This article explains how our attention AI behind Predict generates eye-tracking results with over 95% accuracy.
Predict is an AI tool that is based on our world-leading consumer neuroscience database. With data based on real consumer responses, we are producing highly accurate predictive models of attention, and cognition.
To put it simply, Predict AI has seen enough examples of where consumers are looking in enough scenarios that it has learned to predict the distribution of attention on a given image or video frame.
This means that you can now upload images and videos to Predict and receive results almost identical to if you were to run an eye-tracking study with ca. 100-150 participants using robust equipment. Predict generates results in a tiny fraction of the time a real study would take.
Accuracy of Predict AI
The machine learning models were built on one of the world’s largest single databases of high-quality eye-tracking data. The winning model predicts eye-tracking results with over 95% accuracy.
Three main factors have enabled us to build an AI that achieves this:
Using eye-tracking technology such as the Tobii Pro Glasses 2 and Pro Nano, we have been able to accurately track where a person's eyes are looking and measure it up to 60 times per second. Each data point (called gaze point) contains eye-movement information such as X/Y coordinates, movement speed, and direction. These data points can be grouped into “fixations,” which determine when a person has actually seen what their eyes are pointing towards.
These fixations can be visualized as heatmaps, as we know them from eye-tracking research - and these heatmaps are what Predict attention AI has been trained to infer from creative assets.
The AI is built on consumer eye-tracking data from Neurons’ research studies. The database is one of the world’s largest single databases of high-quality eye-tracking data, with well over 20.000 participants from around the globe exposed to consumer-related stimuli, such as watching ads on social media or TV, reading physical newspapers, or shopping in a store.

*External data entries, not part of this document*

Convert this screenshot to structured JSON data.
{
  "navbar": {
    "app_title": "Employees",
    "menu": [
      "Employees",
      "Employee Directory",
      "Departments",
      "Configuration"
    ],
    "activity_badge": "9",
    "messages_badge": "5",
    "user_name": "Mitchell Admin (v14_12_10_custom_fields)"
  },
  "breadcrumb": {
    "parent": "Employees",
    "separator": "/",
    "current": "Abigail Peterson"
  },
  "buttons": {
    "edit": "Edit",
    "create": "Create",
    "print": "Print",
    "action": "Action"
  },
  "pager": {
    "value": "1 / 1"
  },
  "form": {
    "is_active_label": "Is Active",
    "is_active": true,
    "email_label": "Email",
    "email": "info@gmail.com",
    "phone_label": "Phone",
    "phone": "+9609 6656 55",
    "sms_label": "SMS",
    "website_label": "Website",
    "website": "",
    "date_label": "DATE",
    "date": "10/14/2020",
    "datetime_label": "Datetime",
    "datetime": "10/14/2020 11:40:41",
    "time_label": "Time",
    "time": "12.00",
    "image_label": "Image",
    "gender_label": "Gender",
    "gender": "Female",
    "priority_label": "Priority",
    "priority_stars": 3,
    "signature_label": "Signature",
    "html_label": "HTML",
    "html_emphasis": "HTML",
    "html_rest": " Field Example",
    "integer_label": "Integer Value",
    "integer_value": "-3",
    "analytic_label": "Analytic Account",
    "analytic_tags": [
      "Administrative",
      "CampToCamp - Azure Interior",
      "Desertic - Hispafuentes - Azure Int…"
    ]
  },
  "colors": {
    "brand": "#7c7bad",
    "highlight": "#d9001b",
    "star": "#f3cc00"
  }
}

When designing and implementing the AI framework, we wanted to ensure that a wide range of stimuli was rightfully represented, in order not to introduce any biases in the AI’s capabilities. We identified a wide range of industries (e.g., food & beverage, financial services, construction, telecom, etc.) and different formats (e.g., print ads, commercials, web pages, e-commerce, products, packaging, retail, and apps) that consumers can be exposed to. We initiated further research studies to collect data for any industries or formats that were lacking in our database.
This amasses an incredibly extensive, high-quality, properly-labeled eye-tracking database.
Using our database, we generated attention heatmaps from the eye-tracking data, and almost 200 distinct machine learning models were trained and compared to produce the best possible model prediction. For each model training, one portion of the data was randomly selected for training and a second portion for validation test.
With enough examples of where consumers look, we have successfully been able to create an AI which has learnt to predict visual attention with high fidelity.
Through extensive testing and validation, uploading an image to Predict now gives you a heatmap that is statistically equivalent to a heatmap built on actual eye-tracking data from showing 100-150 people the image for 5 seconds with over 95% accuracy - and it only takes a few seconds.